_What you should do:_ Going through the entries below, count each line that holds "Year" and give only the total.

_Web page and app entries:_
- - - - -
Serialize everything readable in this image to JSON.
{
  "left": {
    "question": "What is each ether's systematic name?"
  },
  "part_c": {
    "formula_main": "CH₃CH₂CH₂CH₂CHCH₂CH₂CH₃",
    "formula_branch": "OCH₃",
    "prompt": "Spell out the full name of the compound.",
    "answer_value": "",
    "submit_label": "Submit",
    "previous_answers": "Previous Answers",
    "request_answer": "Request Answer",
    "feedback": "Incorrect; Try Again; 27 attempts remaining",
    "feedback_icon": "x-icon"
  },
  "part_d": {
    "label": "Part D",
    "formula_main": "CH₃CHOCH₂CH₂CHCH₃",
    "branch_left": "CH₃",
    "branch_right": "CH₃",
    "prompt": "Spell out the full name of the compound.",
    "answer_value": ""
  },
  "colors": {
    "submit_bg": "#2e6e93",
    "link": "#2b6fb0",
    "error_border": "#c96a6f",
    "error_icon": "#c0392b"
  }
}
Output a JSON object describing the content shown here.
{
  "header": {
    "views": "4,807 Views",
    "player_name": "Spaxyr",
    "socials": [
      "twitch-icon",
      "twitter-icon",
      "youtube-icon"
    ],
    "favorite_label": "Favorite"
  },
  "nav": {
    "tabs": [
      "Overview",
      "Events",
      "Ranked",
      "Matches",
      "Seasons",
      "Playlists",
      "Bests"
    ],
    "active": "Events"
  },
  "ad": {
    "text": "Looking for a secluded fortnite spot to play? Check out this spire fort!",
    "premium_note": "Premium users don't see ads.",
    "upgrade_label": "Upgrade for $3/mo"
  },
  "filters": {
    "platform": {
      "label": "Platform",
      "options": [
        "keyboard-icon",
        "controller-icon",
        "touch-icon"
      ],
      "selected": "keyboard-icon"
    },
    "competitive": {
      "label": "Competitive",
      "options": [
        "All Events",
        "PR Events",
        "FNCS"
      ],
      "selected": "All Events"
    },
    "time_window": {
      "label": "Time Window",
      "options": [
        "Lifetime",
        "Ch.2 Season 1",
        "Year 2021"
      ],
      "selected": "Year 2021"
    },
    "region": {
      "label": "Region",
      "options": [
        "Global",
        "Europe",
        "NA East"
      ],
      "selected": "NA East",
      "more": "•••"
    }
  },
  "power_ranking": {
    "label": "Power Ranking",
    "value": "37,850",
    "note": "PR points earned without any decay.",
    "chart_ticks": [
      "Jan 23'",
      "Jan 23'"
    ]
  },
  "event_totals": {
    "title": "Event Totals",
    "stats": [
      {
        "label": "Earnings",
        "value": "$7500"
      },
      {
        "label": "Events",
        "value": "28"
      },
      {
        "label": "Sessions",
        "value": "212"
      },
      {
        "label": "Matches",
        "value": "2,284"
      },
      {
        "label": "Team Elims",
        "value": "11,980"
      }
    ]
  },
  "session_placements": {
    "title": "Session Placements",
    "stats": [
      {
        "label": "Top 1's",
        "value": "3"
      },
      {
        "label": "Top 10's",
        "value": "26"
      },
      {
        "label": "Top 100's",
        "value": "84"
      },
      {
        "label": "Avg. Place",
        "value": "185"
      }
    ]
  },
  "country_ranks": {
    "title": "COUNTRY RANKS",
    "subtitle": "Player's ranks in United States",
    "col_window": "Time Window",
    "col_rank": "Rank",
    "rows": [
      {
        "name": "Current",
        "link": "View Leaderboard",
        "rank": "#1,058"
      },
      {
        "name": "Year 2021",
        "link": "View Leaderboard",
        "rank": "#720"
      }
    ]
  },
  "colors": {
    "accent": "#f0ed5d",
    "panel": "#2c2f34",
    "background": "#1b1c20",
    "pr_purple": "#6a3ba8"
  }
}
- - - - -
_Response:_ 3